Brief description and main aims
The Vietnam Friendship Village opened in 1998 and was established to treat and care war veterans and children who are suffering from the effects of Agent Orange, a herbicide and defoliant used by the U.S. Armed forces in its herbicidal warfare program during the Vietnam War. There are currently around 120 children and 40 veterans living in the 11 houses that comprise the Village.
Established by George Mizo, an American Veteran of the Vietnam War, in collaboration with American, German and Vietnamese governments, the Village aims to provide rehabilitation through medical care and physiotherapy, as well as basic education and vocational training for children.
In 2004, an organic gardening project was started at the Village with the aim of increasing awareness of the consequences of war, and to demonstrate strategies for healthy living among those still suffering its effects. The garden now provides around 60% of the vegetables eaten at the Village. It is hoped that in the future the garden can provide all the fruit and vegetables needs for the Village, and eventually grow enough to sell and raise further funds for this much needed community center.
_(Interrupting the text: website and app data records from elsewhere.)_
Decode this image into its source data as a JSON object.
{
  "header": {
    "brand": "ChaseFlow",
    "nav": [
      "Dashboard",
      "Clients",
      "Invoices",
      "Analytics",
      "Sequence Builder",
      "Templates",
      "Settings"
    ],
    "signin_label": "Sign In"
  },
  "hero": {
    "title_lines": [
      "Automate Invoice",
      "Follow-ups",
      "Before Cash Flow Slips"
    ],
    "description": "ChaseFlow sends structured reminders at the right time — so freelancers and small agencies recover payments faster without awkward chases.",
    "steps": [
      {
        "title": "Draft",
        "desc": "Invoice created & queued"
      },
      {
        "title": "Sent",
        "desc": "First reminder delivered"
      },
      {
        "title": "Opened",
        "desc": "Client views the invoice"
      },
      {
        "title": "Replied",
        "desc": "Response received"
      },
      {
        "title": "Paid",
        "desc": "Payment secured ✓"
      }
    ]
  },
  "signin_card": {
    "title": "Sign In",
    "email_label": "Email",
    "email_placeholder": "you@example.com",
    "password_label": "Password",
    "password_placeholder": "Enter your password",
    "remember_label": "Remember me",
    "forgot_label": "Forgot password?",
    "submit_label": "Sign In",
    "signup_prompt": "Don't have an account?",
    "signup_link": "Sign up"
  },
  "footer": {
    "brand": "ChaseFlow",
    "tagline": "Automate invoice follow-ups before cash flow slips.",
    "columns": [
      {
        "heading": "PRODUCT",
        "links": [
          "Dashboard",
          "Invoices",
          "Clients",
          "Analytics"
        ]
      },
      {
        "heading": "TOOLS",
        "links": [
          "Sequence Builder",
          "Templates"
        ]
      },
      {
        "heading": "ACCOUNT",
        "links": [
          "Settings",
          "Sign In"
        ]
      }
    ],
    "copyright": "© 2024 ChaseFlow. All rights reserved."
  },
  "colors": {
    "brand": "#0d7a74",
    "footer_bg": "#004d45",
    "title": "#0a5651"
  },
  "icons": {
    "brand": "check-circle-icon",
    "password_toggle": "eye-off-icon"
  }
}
The aim of Friendship Village is to give every effected child the chance and opportunity to lead normal, happy and fulfilled lives. Clearly, given the circumstances this is no easy task, and although, thanks to the dedicated work of those at Friendship Village, tremendous advances have already been made, there still remains much work to be done.